Georgian President Eduard Shevardnadze visited Washington last week to win help for his country's struggling economy. The West's stake is self-evident. Georgia's Black Sea port of Supsa is the terminus of a new pipeline that will give access to the vast oil and gas reserves of Kazakhstan and Azerbaijan by a route that skirts the Russian Federation. Georgia is also a pace-setter for political and economic reform in the former Soviet Union.
But to help Mr. Shevardnadze, the West must reclaim a diplomatic role in ending a destructive civil conflict on the northern Black Sea coast - a violent five-year war between Georgians and Abkhaz. This conflict is destabilizing Georgian politics, discouraging private investment, and permitting Russia to continue as a wild card in Georgia's future.
The Abkhaz are a north Caucasus people with bad memories of their larger neighbors. Russia absorbed them in the 19th century. A brief period of independence after the 1917 Revolution ended when Stalin folded the Abkhaz into Georgia in 1931.
Most Abkhaz and Georgians now prefer to look west, rather than east. A rich portfolio of Western constitutional arrangements, economic reconstruction, and some Western diplomatic topspin could help the Georgians and Abkhaz find a way out of current theological debates over how to structure a future relationship - "autonomy" versus "confederative union."
The Abkhaz war didn't play on CNN, but its destructiveness is searing. Some 250,000 refugees, including Georgians, Armenians, and Greeks, were forced to flee Abkhaz territory. Many are in the Georgian capital of Tbilisi, others in Moscow. Shevardnadze faces the constant goading of parliamentary opponents to resettle the refugees - even to take military action to recapture Abkhazia's southern Gali region.
The Abkhaz are also bitter after a war in which ill-disciplined paramilitaries ravaged civilians on both sides. Georgian forces advanced northward in 1992, capturing Abkhazia's elegant capital city of Sukhumi, a key Black Sea port. The Abkhaz national library and archives were burned to the ground.
There is no trust here. The Abkhaz broke a cease-fire in 1993 to drive scaled-down Georgian forces south of the Inguri River. Since 1994, Russian troops, acting as CIS peacekeepers, have separated the sides, but the Georgians complain that, as in Cyprus, the peacekeeping creates an artificial border guarding Abkhazia's de facto independence.
The southern Gali region is a no-man's land. Its tea plantations were booby-trapped in the war. Georgian nationalists have killed more than 50 Russian peacekeepers with land mines. The Russians are undermanned and rarely paid. They don't venture far afield. UN military observers had to wait a year for the delivery of mine-resistant "Mamba" vehicles from South Africa in order to conduct patrols. These unarmed observers, including four American officers, still lack South African mine-clearing equipment or a helicopter for medical evacuation. A new hydroelectric plant on the Inguri River stands idle. The 50,000 Georgians who cross the Inguri to tend their fields are largely on their own, facing violence from Abkhaz irregulars.

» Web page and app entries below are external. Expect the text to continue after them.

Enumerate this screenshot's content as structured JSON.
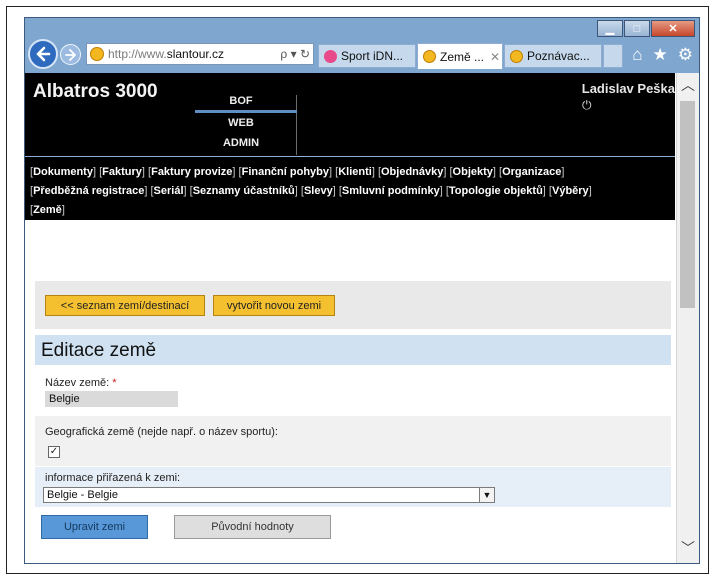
{
  "window": {
    "controls": {
      "minimize": "▁",
      "maximize": "□",
      "close": "✕"
    }
  },
  "navbar": {
    "address": {
      "prefix": "http://www.",
      "domain": "slantour.cz",
      "tools": "ρ ▾ ↻"
    },
    "tabs": [
      {
        "label": "Sport iDN...",
        "icon_color": "#e84a8a",
        "close": ""
      },
      {
        "label": "Země ...",
        "icon_color": "#f3b81f",
        "close": "✕"
      },
      {
        "label": "Poznávac...",
        "icon_color": "#f3b81f",
        "close": ""
      }
    ],
    "home_icon": "⌂",
    "star_icon": "★",
    "gear_icon": "⚙"
  },
  "app": {
    "title": "Albatros 3000",
    "user": "Ladislav Peška",
    "power_icon": "⏻",
    "modules": [
      "BOF",
      "WEB",
      "ADMIN"
    ],
    "active_module": "WEB",
    "menu": [
      "Dokumenty",
      "Faktury",
      "Faktury provize",
      "Finanční pohyby",
      "Klienti",
      "Objednávky",
      "Objekty",
      "Organizace",
      "Předběžná registrace",
      "Seriál",
      "Seznamy účastníků",
      "Slevy",
      "Smluvní podmínky",
      "Topologie objektů",
      "Výběry",
      "Země"
    ]
  },
  "toolbar": {
    "back_list": "<< seznam zemí/destinací",
    "create_new": "vytvořit novou zemi"
  },
  "form": {
    "heading": "Editace země",
    "name_label": "Název země:",
    "required_mark": "*",
    "name_value": "Belgie",
    "geo_label": "Geografická země (nejde např. o název sportu):",
    "geo_checked": "✓",
    "info_label": "informace přiřazená k zemi:",
    "info_selected": "Belgie - Belgie",
    "info_arrow": "▼",
    "submit": "Upravit zemi",
    "reset": "Původní hodnoty"
  },
  "colors": {
    "accent_blue": "#5898d8",
    "yellow_button": "#f4c030",
    "header_bg": "#000000",
    "section_bg": "#d0e2f2"
  }
}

The analogy to Bosnia is uncomfortably clear. Peacekeepers deter large-scale combat, but they can't guarantee refugee return. Refugees are a political counterweight, tipping any referendum on a political future.
Neither Georgians nor Abkhaz will rely on the Russians. Russians helped the Abkhaz early in the fighting with munitions, money, and air support. Since the debacle in Chechnya, Russia has wanted stability in the Caucasus and now enforces an economic blockade to push Abkhazia towards a settlement. Abkhaz leaders retort that a ruined local economy can't reintegrate refugees.
Georgian leaders say they may demand the withdrawal of Russian peacekeepers when the current mandate expires on July 31. This could have explosive results. Georgia wants a multinational peacekeeping force, but that is unrealistic in light of the casualties suffered by the Russians, a financially strapped UN, and the international community's reluctance to affront Russia. A more practical Georgian suggestion is to reopen a diplomatic track in the West, with sustained negotiations in Geneva through the "friends of the secretary-general" - the United States, Germany, France, Britain, and Russia. Secretary-General Kofi Annan has appointed a new special representative, a former Romanian dissident named Liviu Bota, who could help jump-start negotiations.
There is a window of opportunity for revived diplomacy. The missing element is Western attention and elbow grease. The economic and strategic importance of Georgia - and the destabilizing prospect of a renewed campaign to crush the Abkhaz - make this a diplomatic track worth pursuing.
* Ruth Wedgwood, a senior fellow at the Council on Foreign Relations and professor of law at Yale University, recently returned from Tbilisi and Abkhazia.